I did not show them the pictures of suffering children that live in the Azawak region, children dying from lack of water, children malnourished from the lack of adequate food during the dry season. Ariane did witness these scenes in the Azawak and it affected her deeply, as she says, “I could not bear to take pictures of my sick and dying friends.” She could not exploit their misery. While the usual wisdom is that pictures speak louder than words, in this case the words telling about the sick and the dying, the hungry and the thirsty, the searching and the waiting for water, along with the striking pictures of children and adults living amidst a beautiful culture that needs to be preserved, speak loudly to the heart.
As the presentation came to a close, I told the students what other schools were doing to help and how I envisioned a network of children across America working together to help these children in a land so far away, children who deserved to play and learn just like them. I explained that children in America have an opportunity to connect with children in the Azawak through Ariane’s personal connection with them.
As the students and teachers left the room, I stood at the door thanking them for coming. Many stopped to ask questions and thank me for the presentation, saying they wanted to help. Back in the classroom, Ms. Charles' students were especially enthusiastic. Three students told me they wanted to learn how to present the project to other students. All the students liked the idea of A Walk for Water.

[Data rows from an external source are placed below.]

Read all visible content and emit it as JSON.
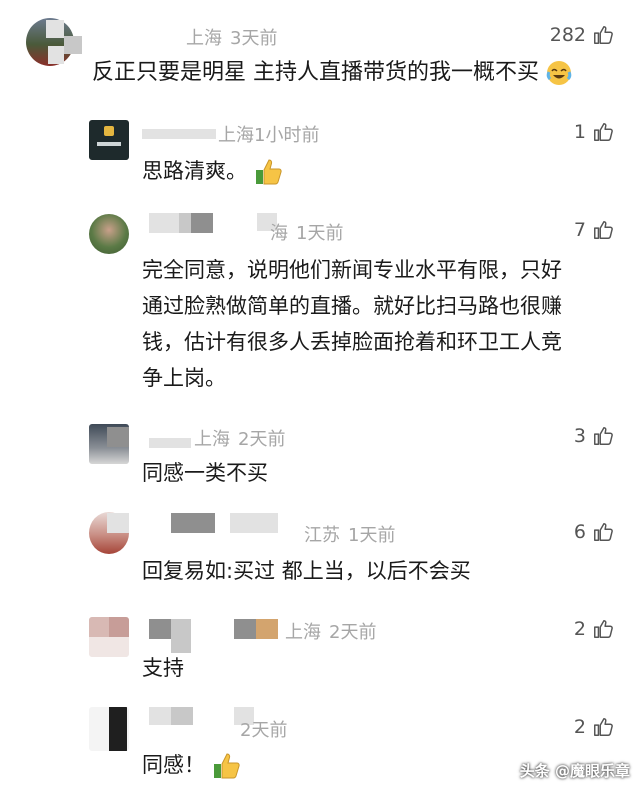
{
  "comments": [
    {
      "location": "上海",
      "time": "3天前",
      "likes": "282",
      "text": "反正只要是明星 主持人直播带货的我一概不买"
    },
    {
      "location": "上海",
      "time": "1小时前",
      "likes": "1",
      "text": "思路清爽。"
    },
    {
      "location": "海",
      "time": "1天前",
      "likes": "7",
      "text_lines": [
        "完全同意，说明他们新闻专业水平有限，只好",
        "通过脸熟做简单的直播。就好比扫马路也很赚",
        "钱，估计有很多人丢掉脸面抢着和环卫工人竞",
        "争上岗。"
      ]
    },
    {
      "location": "上海",
      "time": "2天前",
      "likes": "3",
      "text": "同感一类不买"
    },
    {
      "location": "江苏",
      "time": "1天前",
      "likes": "6",
      "text": "回复易如:买过 都上当，以后不会买"
    },
    {
      "location": "上海",
      "time": "2天前",
      "likes": "2",
      "text": "支持"
    },
    {
      "location": "",
      "time": "2天前",
      "likes": "2",
      "text": "同感！"
    }
  ],
  "watermark": "头条 @魔眼乐章",
  "icons": {
    "like": "thumbs-up-outline-icon",
    "thumbs_emoji": "thumbs-up-emoji-icon",
    "crying_emoji": "laughing-crying-emoji-icon"
  },
  "colors": {
    "meta": "#a6a6a6",
    "text": "#1a1a1a",
    "emoji_yellow": "#f6c445"
  }
}
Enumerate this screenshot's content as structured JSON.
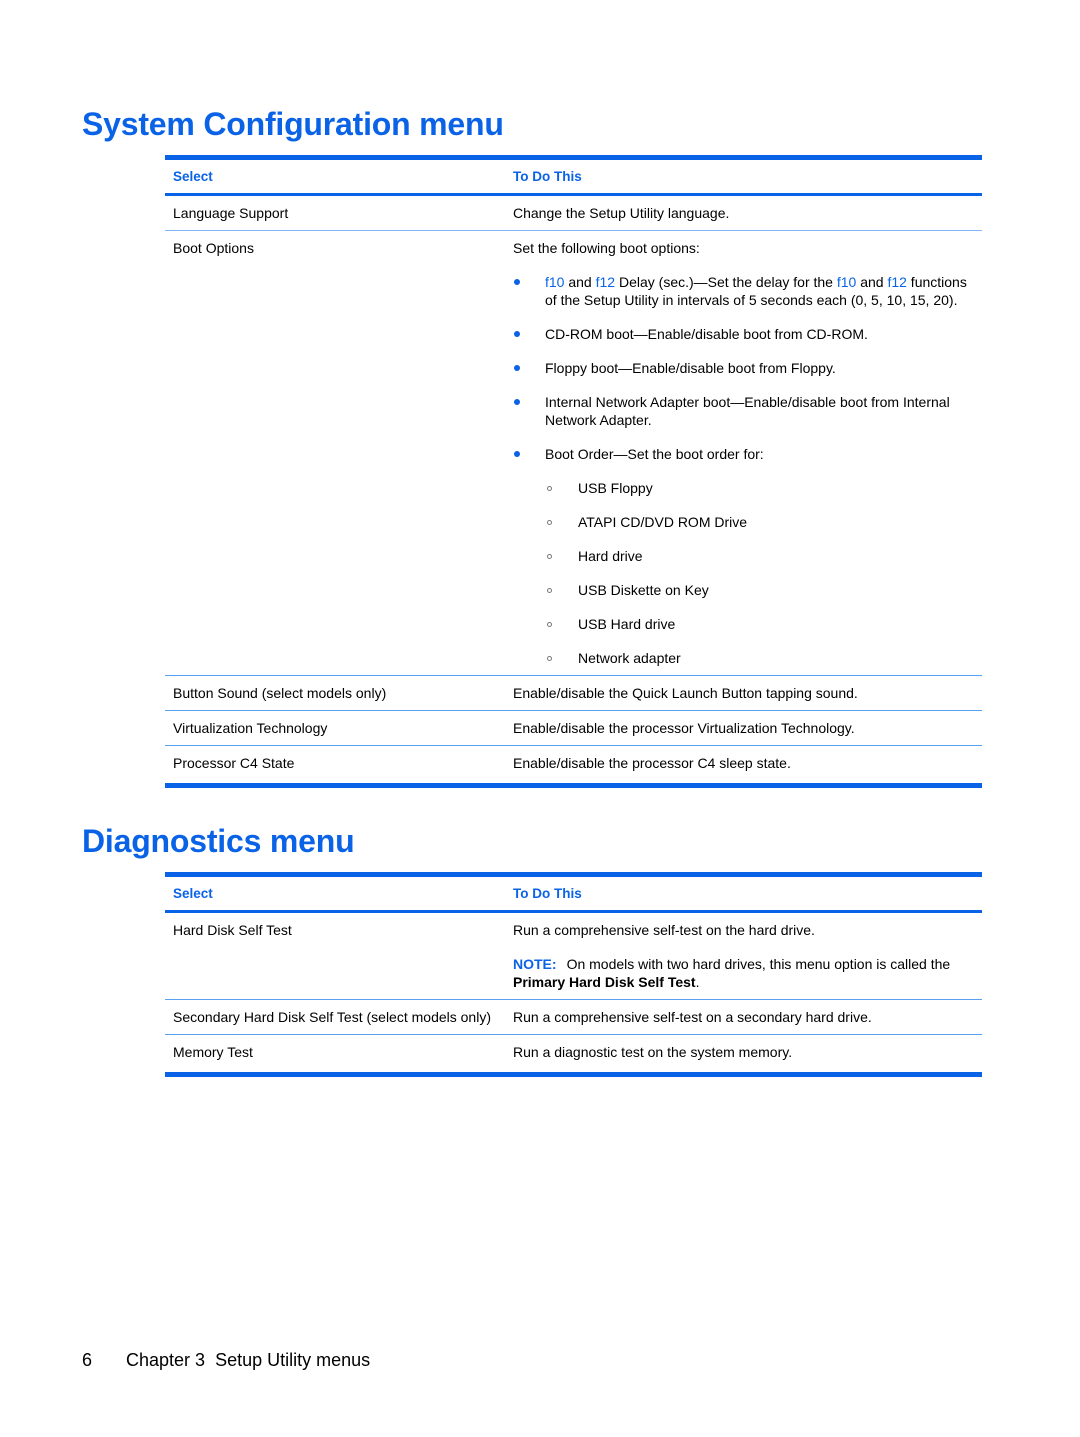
{
  "system_config": {
    "title": "System Configuration menu",
    "headers": {
      "select": "Select",
      "todo": "To Do This"
    },
    "rows": {
      "language": {
        "select": "Language Support",
        "todo": "Change the Setup Utility language."
      },
      "boot": {
        "select": "Boot Options",
        "intro": "Set the following boot options:",
        "delay": {
          "k1": "f10",
          "t1": " and ",
          "k2": "f12",
          "t2": " Delay (sec.)—Set the delay for the ",
          "k3": "f10",
          "t3": " and ",
          "k4": "f12",
          "t4": " functions of the Setup Utility in intervals of 5 seconds each (0, 5, 10, 15, 20)."
        },
        "bullets": [
          "CD-ROM boot—Enable/disable boot from CD-ROM.",
          "Floppy boot—Enable/disable boot from Floppy.",
          "Internal Network Adapter boot—Enable/disable boot from Internal Network Adapter.",
          "Boot Order—Set the boot order for:"
        ],
        "boot_order": [
          "USB Floppy",
          "ATAPI CD/DVD ROM Drive",
          "Hard drive",
          "USB Diskette on Key",
          "USB Hard drive",
          "Network adapter"
        ]
      },
      "button_sound": {
        "select": "Button Sound (select models only)",
        "todo": "Enable/disable the Quick Launch Button tapping sound."
      },
      "virtualization": {
        "select": "Virtualization Technology",
        "todo": "Enable/disable the processor Virtualization Technology."
      },
      "c4": {
        "select": "Processor C4 State",
        "todo": "Enable/disable the processor C4 sleep state."
      }
    }
  },
  "diagnostics": {
    "title": "Diagnostics menu",
    "headers": {
      "select": "Select",
      "todo": "To Do This"
    },
    "rows": {
      "hdd": {
        "select": "Hard Disk Self Test",
        "todo": "Run a comprehensive self-test on the hard drive.",
        "note_label": "NOTE:",
        "note_text": "On models with two hard drives, this menu option is called the ",
        "note_bold": "Primary Hard Disk Self Test",
        "note_end": "."
      },
      "secondary": {
        "select": "Secondary Hard Disk Self Test (select models only)",
        "todo": "Run a comprehensive self-test on a secondary hard drive."
      },
      "memory": {
        "select": "Memory Test",
        "todo": "Run a diagnostic test on the system memory."
      }
    }
  },
  "footer": {
    "page_number": "6",
    "chapter": "Chapter 3",
    "chapter_title": "Setup Utility menus"
  }
}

One girl touched me deeply. She stayed with me until the last person left the auditorium, and we walked back to the classroom together, as she expressed her understanding and passion. “These kids have no water, and we have to help them.”
“Our bodies are made of water”, she explained. We talked about how important water is for every human being. “It’s an essential resource”, she wisely reflected. “Of course, we need it.” She told me she wanted to tell others about the children in the Azawak region and help raise funds. I envisioned that participation in this project of caring could be an opportunity for this young girl to focus on something that feeds her spirit and passion, therefore supporting her self-worth even as she continues to pursue academic success.
Children are so caring. It doesn’t matter if they go to a public school, a private school or live in a remote region in Africa. What a beautiful thing to involve students, both those in Montessori schools and their peers in all kinds of schools, in a project of care that unites them in their essential humanity. How wonderful to bring a project to students that they can see through to completion, where they will be able to connect with the children in the Azawak as they get water, as their lives become healthier and reflect their beautiful natures.
This project builds bridges of understanding and connection broadly and inclusively from student to student, whether they are in a Montessori school, in a public school, in a home-schooling program, or any kind of school. As they work together to tell their community and the rest of the world about the needs of the people in the Azawak and Amman Imman’s project to bring water, the gaps of separation created by cultural differences, as well as school philosophies, shrink. As children around the world reach out to children in the Azawak, the essential nature of their humanity becomes a unifying bridge of connection. (all photos of the Azawak courtesy of Ariane Kirtley)